For the I.P.A. series, we will be brewing a batch of the following India Pale Ales/Lagers:
British India Pale Ale
First brewed in England and exported for the British troops in India during the late 1700s. To withstand the voyage, IPA’s were basically tweaked Pale Ales that were, in comparison, much more malty, boasted a higher alcohol content and were well-hopped, as hops are a natural preservative. Historians believe that an IPA was then watered down for the troops, while officers and the elite would savor the beer at full strength. The English IPA has a lower alcohol due to taxation over the decades. The leaner the brew the less amount of malt there is and less need for a strong hop presence which would easily put the brew out of balance. Some brewers have tried to recreate the origianl IPA with strengths close to 8-9% abv.
American India Pale Ale
– East Coast I.P.A. – The American IPA is a different soul from the reincarnated IPA style. More flavorful than the withering English IPA, color can range from very pale golden to reddish amber.

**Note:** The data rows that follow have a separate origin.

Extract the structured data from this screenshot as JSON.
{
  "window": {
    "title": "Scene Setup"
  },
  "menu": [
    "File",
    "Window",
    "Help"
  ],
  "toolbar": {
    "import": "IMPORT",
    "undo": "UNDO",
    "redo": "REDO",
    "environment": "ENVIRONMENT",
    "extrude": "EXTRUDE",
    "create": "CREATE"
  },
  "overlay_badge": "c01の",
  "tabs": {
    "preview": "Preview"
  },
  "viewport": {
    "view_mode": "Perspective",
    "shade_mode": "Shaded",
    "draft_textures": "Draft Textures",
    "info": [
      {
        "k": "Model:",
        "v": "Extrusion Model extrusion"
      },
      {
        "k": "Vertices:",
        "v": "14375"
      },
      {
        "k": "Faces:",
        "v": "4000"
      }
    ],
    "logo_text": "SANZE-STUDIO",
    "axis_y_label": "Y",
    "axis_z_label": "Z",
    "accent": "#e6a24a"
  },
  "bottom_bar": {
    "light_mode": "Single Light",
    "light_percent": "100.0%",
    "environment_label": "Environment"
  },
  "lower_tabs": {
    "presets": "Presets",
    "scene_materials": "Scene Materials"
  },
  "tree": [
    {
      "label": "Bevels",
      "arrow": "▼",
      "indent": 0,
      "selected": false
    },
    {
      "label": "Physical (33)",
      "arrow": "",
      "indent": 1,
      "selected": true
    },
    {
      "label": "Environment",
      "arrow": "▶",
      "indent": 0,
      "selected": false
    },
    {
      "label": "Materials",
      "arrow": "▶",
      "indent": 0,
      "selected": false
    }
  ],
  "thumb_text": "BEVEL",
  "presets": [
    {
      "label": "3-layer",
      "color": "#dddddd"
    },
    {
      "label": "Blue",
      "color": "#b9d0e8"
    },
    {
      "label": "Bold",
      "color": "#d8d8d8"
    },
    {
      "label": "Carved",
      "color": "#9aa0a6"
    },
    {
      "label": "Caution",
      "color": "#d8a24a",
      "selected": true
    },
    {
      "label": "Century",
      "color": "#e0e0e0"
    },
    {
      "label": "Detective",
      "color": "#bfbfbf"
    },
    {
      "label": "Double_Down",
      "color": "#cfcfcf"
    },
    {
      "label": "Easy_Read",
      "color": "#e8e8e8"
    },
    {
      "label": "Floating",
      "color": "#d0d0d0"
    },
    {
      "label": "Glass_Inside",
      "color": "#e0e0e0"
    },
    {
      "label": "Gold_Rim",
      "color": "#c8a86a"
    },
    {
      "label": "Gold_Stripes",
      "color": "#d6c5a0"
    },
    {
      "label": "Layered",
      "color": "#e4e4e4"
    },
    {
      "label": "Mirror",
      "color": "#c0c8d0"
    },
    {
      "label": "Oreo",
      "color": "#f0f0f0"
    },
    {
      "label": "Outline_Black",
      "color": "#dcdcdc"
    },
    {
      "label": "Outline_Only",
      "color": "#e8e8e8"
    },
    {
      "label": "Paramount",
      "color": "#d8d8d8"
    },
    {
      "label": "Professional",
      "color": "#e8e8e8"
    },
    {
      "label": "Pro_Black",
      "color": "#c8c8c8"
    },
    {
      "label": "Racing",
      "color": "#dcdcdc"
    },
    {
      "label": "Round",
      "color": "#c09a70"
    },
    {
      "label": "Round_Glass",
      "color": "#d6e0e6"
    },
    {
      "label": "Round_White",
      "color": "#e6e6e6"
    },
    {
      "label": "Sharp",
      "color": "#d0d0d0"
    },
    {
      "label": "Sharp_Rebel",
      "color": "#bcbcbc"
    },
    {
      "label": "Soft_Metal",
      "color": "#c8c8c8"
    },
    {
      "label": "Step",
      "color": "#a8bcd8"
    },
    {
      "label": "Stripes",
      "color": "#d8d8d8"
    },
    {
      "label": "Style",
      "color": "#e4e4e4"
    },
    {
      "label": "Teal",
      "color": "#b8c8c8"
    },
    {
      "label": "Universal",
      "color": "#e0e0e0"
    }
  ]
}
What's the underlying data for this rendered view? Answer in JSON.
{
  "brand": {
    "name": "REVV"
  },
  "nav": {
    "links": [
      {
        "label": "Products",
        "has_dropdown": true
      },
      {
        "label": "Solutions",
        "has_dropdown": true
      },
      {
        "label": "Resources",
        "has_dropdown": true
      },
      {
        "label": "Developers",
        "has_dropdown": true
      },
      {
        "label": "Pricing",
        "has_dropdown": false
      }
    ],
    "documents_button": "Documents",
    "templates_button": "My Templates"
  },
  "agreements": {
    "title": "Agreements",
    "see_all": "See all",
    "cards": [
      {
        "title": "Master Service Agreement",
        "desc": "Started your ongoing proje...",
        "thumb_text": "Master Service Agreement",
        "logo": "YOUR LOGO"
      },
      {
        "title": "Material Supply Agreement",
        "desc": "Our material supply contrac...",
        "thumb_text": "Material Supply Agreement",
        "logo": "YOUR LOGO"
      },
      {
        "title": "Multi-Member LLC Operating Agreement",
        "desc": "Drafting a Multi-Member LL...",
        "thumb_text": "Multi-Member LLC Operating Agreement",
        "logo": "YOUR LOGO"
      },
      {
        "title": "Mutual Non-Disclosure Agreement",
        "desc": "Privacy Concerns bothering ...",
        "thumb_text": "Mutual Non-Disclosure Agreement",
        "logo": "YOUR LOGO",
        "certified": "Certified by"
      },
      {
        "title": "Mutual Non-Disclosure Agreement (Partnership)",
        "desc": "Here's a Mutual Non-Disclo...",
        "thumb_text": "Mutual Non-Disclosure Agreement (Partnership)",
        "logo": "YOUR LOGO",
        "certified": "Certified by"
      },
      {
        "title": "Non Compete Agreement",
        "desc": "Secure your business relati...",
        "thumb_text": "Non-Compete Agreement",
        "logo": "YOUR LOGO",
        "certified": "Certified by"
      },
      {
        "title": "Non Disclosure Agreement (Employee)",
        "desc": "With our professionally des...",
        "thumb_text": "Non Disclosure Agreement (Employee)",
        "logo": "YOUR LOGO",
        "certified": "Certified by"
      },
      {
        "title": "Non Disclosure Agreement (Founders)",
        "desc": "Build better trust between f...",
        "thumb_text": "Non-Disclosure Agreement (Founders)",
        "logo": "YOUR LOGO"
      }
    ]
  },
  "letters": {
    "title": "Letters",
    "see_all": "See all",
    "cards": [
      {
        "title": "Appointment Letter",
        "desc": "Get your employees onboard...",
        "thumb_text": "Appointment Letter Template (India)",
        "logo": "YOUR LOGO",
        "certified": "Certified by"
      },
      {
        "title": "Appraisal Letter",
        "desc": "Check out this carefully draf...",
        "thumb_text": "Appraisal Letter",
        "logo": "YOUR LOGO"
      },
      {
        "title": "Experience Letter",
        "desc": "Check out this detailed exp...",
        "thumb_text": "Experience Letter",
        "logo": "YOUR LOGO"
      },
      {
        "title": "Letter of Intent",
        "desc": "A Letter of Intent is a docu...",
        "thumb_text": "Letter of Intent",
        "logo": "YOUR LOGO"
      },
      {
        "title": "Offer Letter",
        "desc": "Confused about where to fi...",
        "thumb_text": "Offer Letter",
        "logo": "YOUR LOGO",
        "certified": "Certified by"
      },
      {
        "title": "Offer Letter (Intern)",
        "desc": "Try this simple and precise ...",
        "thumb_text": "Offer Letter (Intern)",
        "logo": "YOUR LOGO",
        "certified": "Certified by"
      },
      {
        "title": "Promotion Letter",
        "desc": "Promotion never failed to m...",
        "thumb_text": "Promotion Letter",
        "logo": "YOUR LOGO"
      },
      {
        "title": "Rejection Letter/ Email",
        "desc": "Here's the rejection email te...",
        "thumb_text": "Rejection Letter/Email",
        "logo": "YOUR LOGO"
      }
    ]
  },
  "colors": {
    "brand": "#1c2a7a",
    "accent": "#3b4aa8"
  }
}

Hops are typically American with a big herbal and / or citric character, bitterness is high as well. Moderate to medium bodied with a balancing malt backbone.
– West Coast I.P.A. – a more “dank” version of the East Coast I.P.A., usually highlighting northwest hop varieties.
Belgian India Pale Ale
Inspired by the American India Pale Ale (IPA) and Double IPA, more and more Belgian brewers are brewing hoppy pale colored ales. Various malts are used, but the beers of the style are finished with Belgian yeast strains (bottle-conditioned) and the hops employed tend to be American. You’ll generally find a cleaner bitterness vs. American styles, and a pronounced dry edge (very Belgian), often akin to an IPA crossed with a Belgian Tripel. Alcohol by volume is on the high side. Many examples are quite cloudy, and feature tight lacing, excellent retention, and fantastic billowy heads that mesmerize
Wet/Fresh Hop India Pale Ale
Brewed with and/or fermented/conditioned with fresh hops straight off the vine and into to brewing vessel.
Imperial India Pale Ale
Take an India Pale Ale and feed it steroids, ergo the term Double IPA. Although open to the same interpretation as its sister styles, you should expect something robust, malty, alcoholic and with a hop profile that might rip your tongue out. The Imperial usage comes from Russian Imperial stout, a style of strong stout originally brewed in England for the Russian Imperial Court of the late 1700s; though Double IPA is often the preferred name.
White India Pale Ale
White I.P.A. is a beer that mixes the hop-character of an American I.P.A. with the wheat base and spice additions of the Belgian Wit.
Red India Pale Ale
American red ale brewed at a higher strength and hopped like an IPA. Typically, redder in color than an IPA, with deep ruby hues.
Wild India Pale Ale
An I.P.A. that goes through primary, secondary or other fermentation with wild yeast.
Black India Pale Ale
Technically, the style has already been named and defined by the Brewers Association as the American-style black ale. It is essentially an IPA brewed with the addition of dark specialty malts, resulting in a dark brown to black I.P.A .with a hint of roasted malt flavor.
Rye India Pale Ale
I.P.A. brewed with the addition of rye as a noticeable ingredient.
Saison India Pale Ale
I.P.A. fermented with Saison ale yeast. The Saison is a very complex style; many are very fruity in the aroma and flavor. Look for earthy yeast tones, mild to moderate tartness. Lots of spice and with a medium bitterness. They tend to be semi-dry with many only having touch of sweetness.
India Pale Lager
I.P.A. fermented with lager yeast. This smooth beer is fermented cold and slow providing for a clean platform to showcase the hops.
Double India Pale Lager
A higher alcohol version of an I.P.A. fermented with lager yeast. This smooth beer is fermented cold and slow.